Start of Block

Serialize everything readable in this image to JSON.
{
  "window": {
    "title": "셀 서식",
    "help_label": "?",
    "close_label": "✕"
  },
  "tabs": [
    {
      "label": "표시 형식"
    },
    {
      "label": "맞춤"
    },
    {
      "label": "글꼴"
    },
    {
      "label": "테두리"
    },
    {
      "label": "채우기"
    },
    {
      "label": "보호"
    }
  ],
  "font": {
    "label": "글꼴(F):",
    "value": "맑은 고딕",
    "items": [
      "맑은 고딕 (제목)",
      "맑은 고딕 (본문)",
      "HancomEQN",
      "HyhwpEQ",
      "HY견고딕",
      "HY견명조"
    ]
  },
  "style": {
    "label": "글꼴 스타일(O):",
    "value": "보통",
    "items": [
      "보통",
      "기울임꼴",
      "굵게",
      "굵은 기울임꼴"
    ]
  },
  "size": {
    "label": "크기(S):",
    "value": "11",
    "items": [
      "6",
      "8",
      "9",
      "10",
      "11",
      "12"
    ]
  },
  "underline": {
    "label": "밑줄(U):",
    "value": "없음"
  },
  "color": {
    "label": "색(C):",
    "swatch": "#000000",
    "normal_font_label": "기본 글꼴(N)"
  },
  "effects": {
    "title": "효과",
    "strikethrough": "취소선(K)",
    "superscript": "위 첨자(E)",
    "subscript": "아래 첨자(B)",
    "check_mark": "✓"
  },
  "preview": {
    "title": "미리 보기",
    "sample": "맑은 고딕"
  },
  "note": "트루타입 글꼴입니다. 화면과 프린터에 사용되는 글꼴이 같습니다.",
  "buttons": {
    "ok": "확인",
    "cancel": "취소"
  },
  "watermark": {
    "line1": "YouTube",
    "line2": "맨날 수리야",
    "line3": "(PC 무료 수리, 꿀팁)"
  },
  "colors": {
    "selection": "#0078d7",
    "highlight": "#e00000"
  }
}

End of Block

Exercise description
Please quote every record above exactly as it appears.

Result of this task
Serialize everything readable in this image to JSON.
{
  "window": {
    "title": "셀 서식",
    "help_label": "?",
    "close_label": "✕"
  },
  "tabs": [
    {
      "label": "표시 형식"
    },
    {
      "label": "맞춤"
    },
    {
      "label": "글꼴"
    },
    {
      "label": "테두리"
    },
    {
      "label": "채우기"
    },
    {
      "label": "보호"
    }
  ],
  "font": {
    "label": "글꼴(F):",
    "value": "맑은 고딕",
    "items": [
      "맑은 고딕 (제목)",
      "맑은 고딕 (본문)",
      "HancomEQN",
      "HyhwpEQ",
      "HY견고딕",
      "HY견명조"
    ]
  },
  "style": {
    "label": "글꼴 스타일(O):",
    "value": "보통",
    "items": [
      "보통",
      "기울임꼴",
      "굵게",
      "굵은 기울임꼴"
    ]
  },
  "size": {
    "label": "크기(S):",
    "value": "11",
    "items": [
      "6",
      "8",
      "9",
      "10",
      "11",
      "12"
    ]
  },
  "underline": {
    "label": "밑줄(U):",
    "value": "없음"
  },
  "color": {
    "label": "색(C):",
    "swatch": "#000000",
    "normal_font_label": "기본 글꼴(N)"
  },
  "effects": {
    "title": "효과",
    "strikethrough": "취소선(K)",
    "superscript": "위 첨자(E)",
    "subscript": "아래 첨자(B)",
    "check_mark": "✓"
  },
  "preview": {
    "title": "미리 보기",
    "sample": "맑은 고딕"
  },
  "note": "트루타입 글꼴입니다. 화면과 프린터에 사용되는 글꼴이 같습니다.",
  "buttons": {
    "ok": "확인",
    "cancel": "취소"
  },
  "watermark": {
    "line1": "YouTube",
    "line2": "맨날 수리야",
    "line3": "(PC 무료 수리, 꿀팁)"
  },
  "colors": {
    "selection": "#0078d7",
    "highlight": "#e00000"
  }
}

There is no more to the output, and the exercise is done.